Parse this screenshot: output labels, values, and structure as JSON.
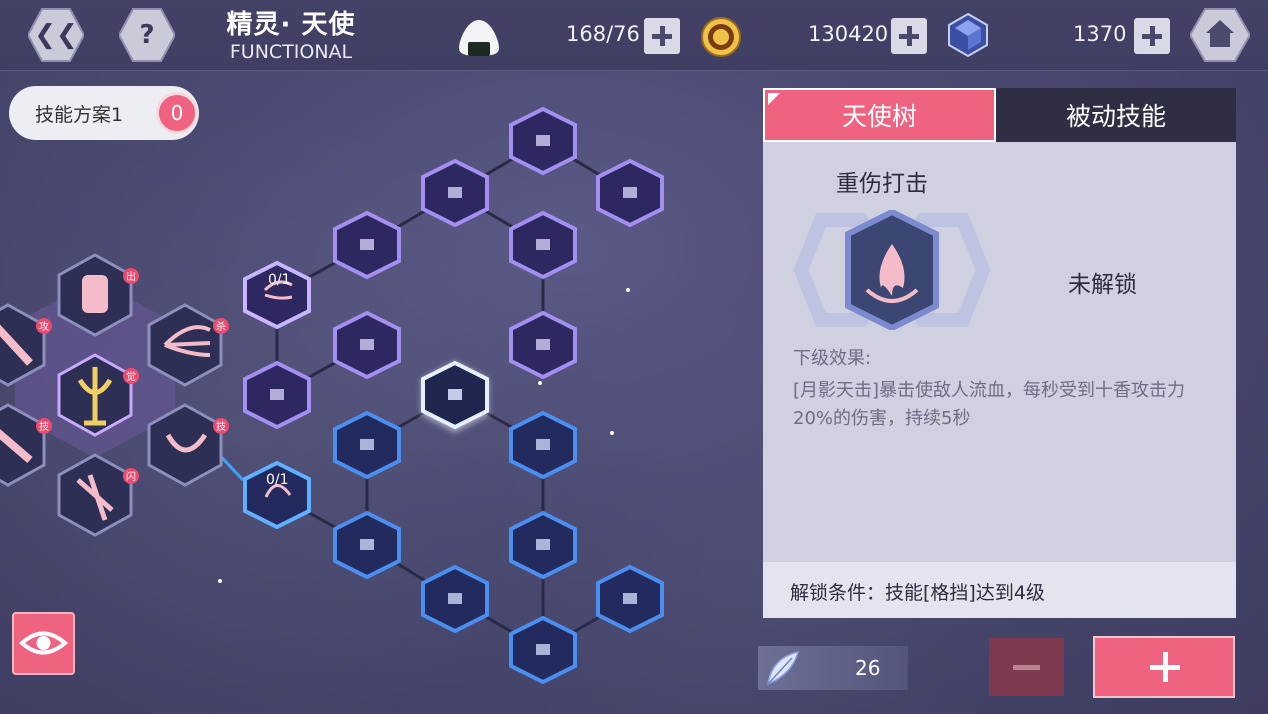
{
  "header": {
    "title_cn": "精灵· 天使",
    "title_en": "FUNCTIONAL",
    "stamina": "168/76",
    "gold": "130420",
    "gems": "1370"
  },
  "plan": {
    "label": "技能方案1",
    "count": "0"
  },
  "tree_labels": {
    "node_a": "0/1",
    "node_b": "0/1"
  },
  "panel": {
    "tab_active": "天使树",
    "tab_inactive": "被动技能",
    "skill_name": "重伤打击",
    "lock_state": "未解锁",
    "effect_title": "下级效果:",
    "effect_desc": "[月影天击]暴击使敌人流血，每秒受到十香攻击力20%的伤害，持续5秒",
    "unlock_cond": "解锁条件：技能[格挡]达到4级"
  },
  "footer": {
    "feather_count": "26"
  },
  "colors": {
    "accent": "#ef6381",
    "bg": "#4b4a72",
    "panel": "#cfd0e0"
  }
}
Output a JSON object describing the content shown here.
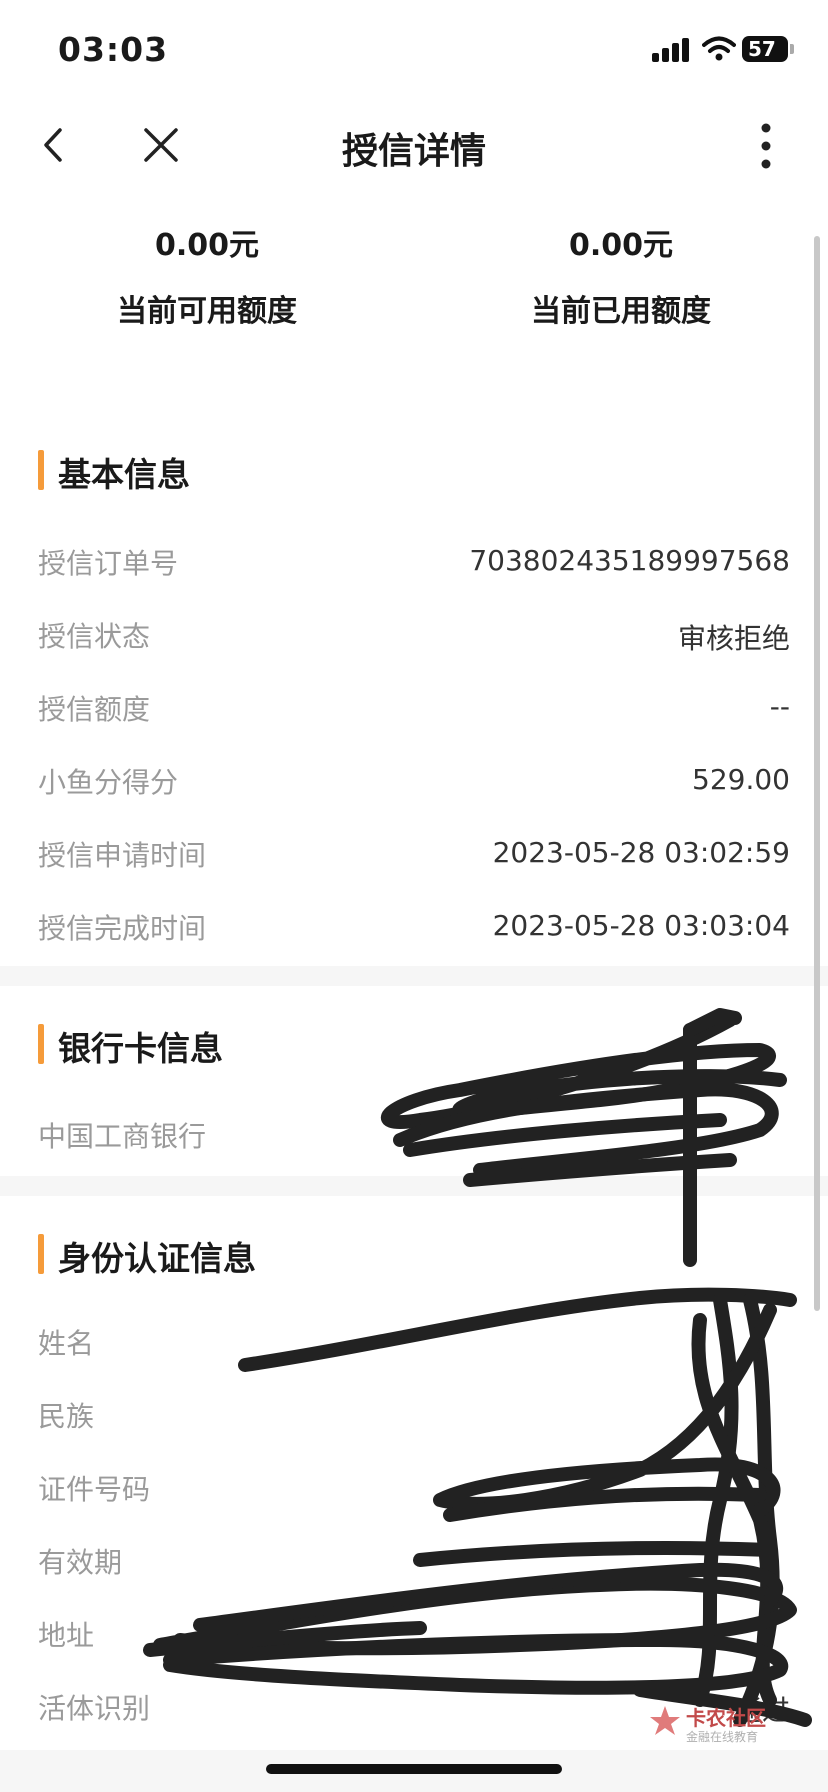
{
  "status_bar": {
    "time": "03:03",
    "battery": "57"
  },
  "nav": {
    "title": "授信详情"
  },
  "summary": {
    "available": {
      "value": "0.00元",
      "label": "当前可用额度"
    },
    "used": {
      "value": "0.00元",
      "label": "当前已用额度"
    }
  },
  "basic_info": {
    "title": "基本信息",
    "rows": [
      {
        "label": "授信订单号",
        "value": "703802435189997568"
      },
      {
        "label": "授信状态",
        "value": "审核拒绝"
      },
      {
        "label": "授信额度",
        "value": "--"
      },
      {
        "label": "小鱼分得分",
        "value": "529.00"
      },
      {
        "label": "授信申请时间",
        "value": "2023-05-28 03:02:59"
      },
      {
        "label": "授信完成时间",
        "value": "2023-05-28 03:03:04"
      }
    ]
  },
  "bank_info": {
    "title": "银行卡信息",
    "rows": [
      {
        "label": "中国工商银行"
      }
    ]
  },
  "identity_info": {
    "title": "身份认证信息",
    "rows": [
      {
        "label": "姓名"
      },
      {
        "label": "民族"
      },
      {
        "label": "证件号码"
      },
      {
        "label": "有效期"
      },
      {
        "label": "地址"
      },
      {
        "label": "活体识别",
        "value": "通过"
      }
    ]
  },
  "watermark": {
    "brand": "卡农社区",
    "slogan": "金融在线教育"
  },
  "colors": {
    "accent": "#f59b3a",
    "label_gray": "#9a9a9a",
    "scribble": "#222222"
  }
}
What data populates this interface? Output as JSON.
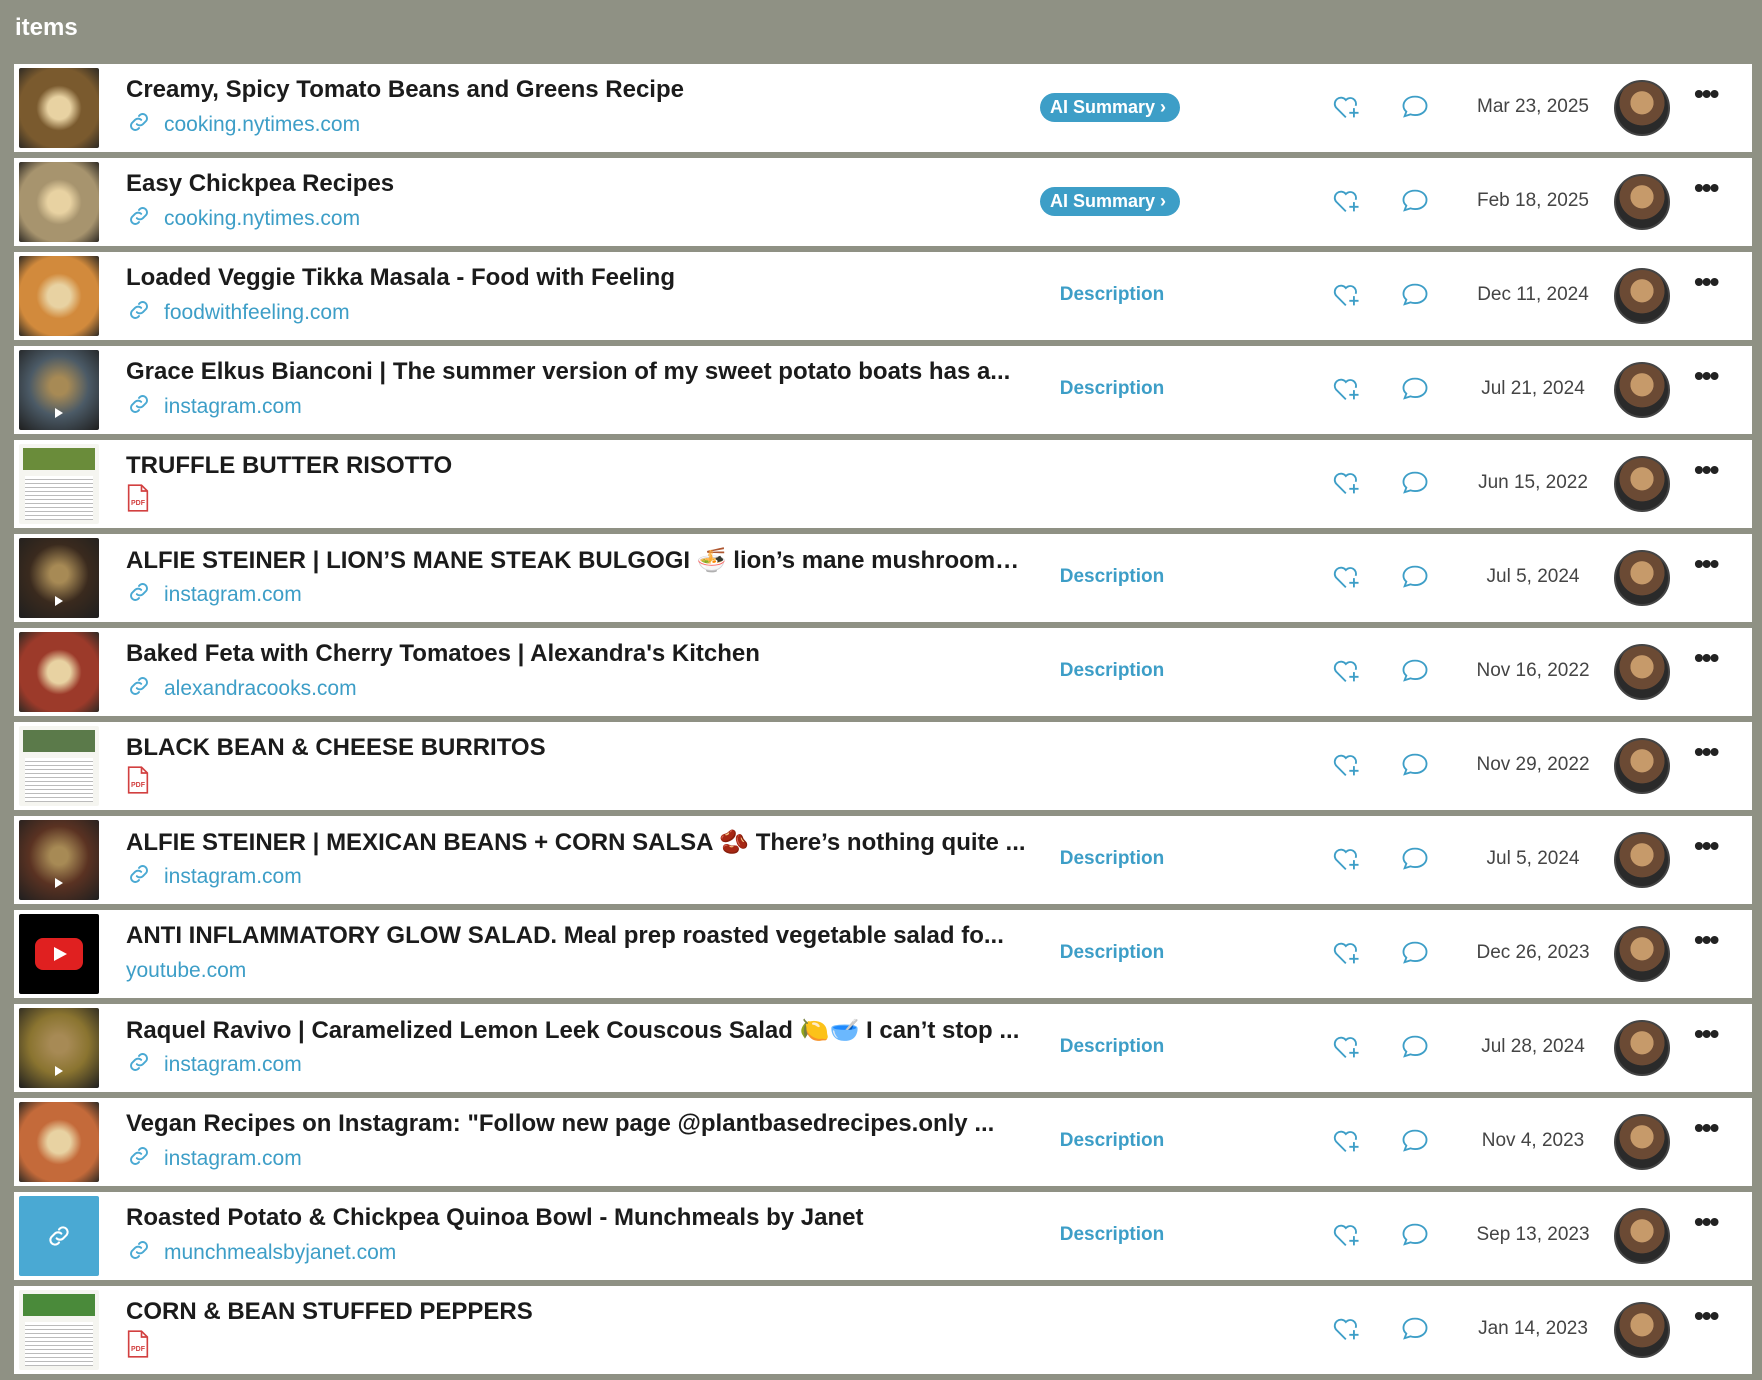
{
  "header": {
    "title": "items"
  },
  "ai_summary_label": "AI Summary",
  "description_label": "Description",
  "items": [
    {
      "title": "Creamy, Spicy Tomato Beans and Greens  Recipe",
      "source": "cooking.nytimes.com",
      "source_type": "link",
      "action": "ai",
      "date": "Mar 23, 2025",
      "thumb": "food",
      "thumb_color": "#7a5a2e"
    },
    {
      "title": "Easy Chickpea Recipes",
      "source": "cooking.nytimes.com",
      "source_type": "link",
      "action": "ai",
      "date": "Feb 18, 2025",
      "thumb": "food",
      "thumb_color": "#a7946e"
    },
    {
      "title": "Loaded Veggie Tikka Masala - Food with Feeling",
      "source": "foodwithfeeling.com",
      "source_type": "link",
      "action": "desc",
      "date": "Dec 11, 2024",
      "thumb": "food",
      "thumb_color": "#d28a3c"
    },
    {
      "title": "Grace Elkus Bianconi | The summer version of my sweet potato boats has a...",
      "source": "instagram.com",
      "source_type": "link",
      "action": "desc",
      "date": "Jul 21, 2024",
      "thumb": "video",
      "thumb_color": "#4b5a66"
    },
    {
      "title": "TRUFFLE BUTTER RISOTTO",
      "source": "",
      "source_type": "pdf",
      "action": "none",
      "date": "Jun 15, 2022",
      "thumb": "doc",
      "thumb_color": "#6a8c3a"
    },
    {
      "title": "ALFIE STEINER | LION’S MANE STEAK BULGOGI 🍜 lion’s mane mushrooms ...",
      "source": "instagram.com",
      "source_type": "link",
      "action": "desc",
      "date": "Jul 5, 2024",
      "thumb": "video",
      "thumb_color": "#3a2a1e"
    },
    {
      "title": "Baked Feta with Cherry Tomatoes | Alexandra's Kitchen",
      "source": "alexandracooks.com",
      "source_type": "link",
      "action": "desc",
      "date": "Nov 16, 2022",
      "thumb": "food",
      "thumb_color": "#9c3a2a"
    },
    {
      "title": "BLACK BEAN & CHEESE BURRITOS",
      "source": "",
      "source_type": "pdf",
      "action": "none",
      "date": "Nov 29, 2022",
      "thumb": "doc",
      "thumb_color": "#5b7a4a"
    },
    {
      "title": "ALFIE STEINER | MEXICAN BEANS + CORN SALSA 🫘 There’s nothing quite ...",
      "source": "instagram.com",
      "source_type": "link",
      "action": "desc",
      "date": "Jul 5, 2024",
      "thumb": "video",
      "thumb_color": "#5a3222"
    },
    {
      "title": "ANTI INFLAMMATORY GLOW SALAD. Meal prep roasted vegetable salad fo...",
      "source": "youtube.com",
      "source_type": "none",
      "action": "desc",
      "date": "Dec 26, 2023",
      "thumb": "youtube",
      "thumb_color": "#000000"
    },
    {
      "title": "Raquel Ravivo | Caramelized Lemon Leek Couscous Salad 🍋🥣 I can’t stop ...",
      "source": "instagram.com",
      "source_type": "link",
      "action": "desc",
      "date": "Jul 28, 2024",
      "thumb": "video",
      "thumb_color": "#8a7430"
    },
    {
      "title": "Vegan Recipes on Instagram: \"Follow new page @plantbasedrecipes.only  ...",
      "source": "instagram.com",
      "source_type": "link",
      "action": "desc",
      "date": "Nov 4, 2023",
      "thumb": "food",
      "thumb_color": "#c46a3a"
    },
    {
      "title": "Roasted Potato & Chickpea Quinoa Bowl - Munchmeals by Janet",
      "source": "munchmealsbyjanet.com",
      "source_type": "link",
      "action": "desc",
      "date": "Sep 13, 2023",
      "thumb": "link",
      "thumb_color": "#4aa9d3"
    },
    {
      "title": "CORN & BEAN STUFFED PEPPERS",
      "source": "",
      "source_type": "pdf",
      "action": "none",
      "date": "Jan 14, 2023",
      "thumb": "doc",
      "thumb_color": "#4a8a3a"
    }
  ]
}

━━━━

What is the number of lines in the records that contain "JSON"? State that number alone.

3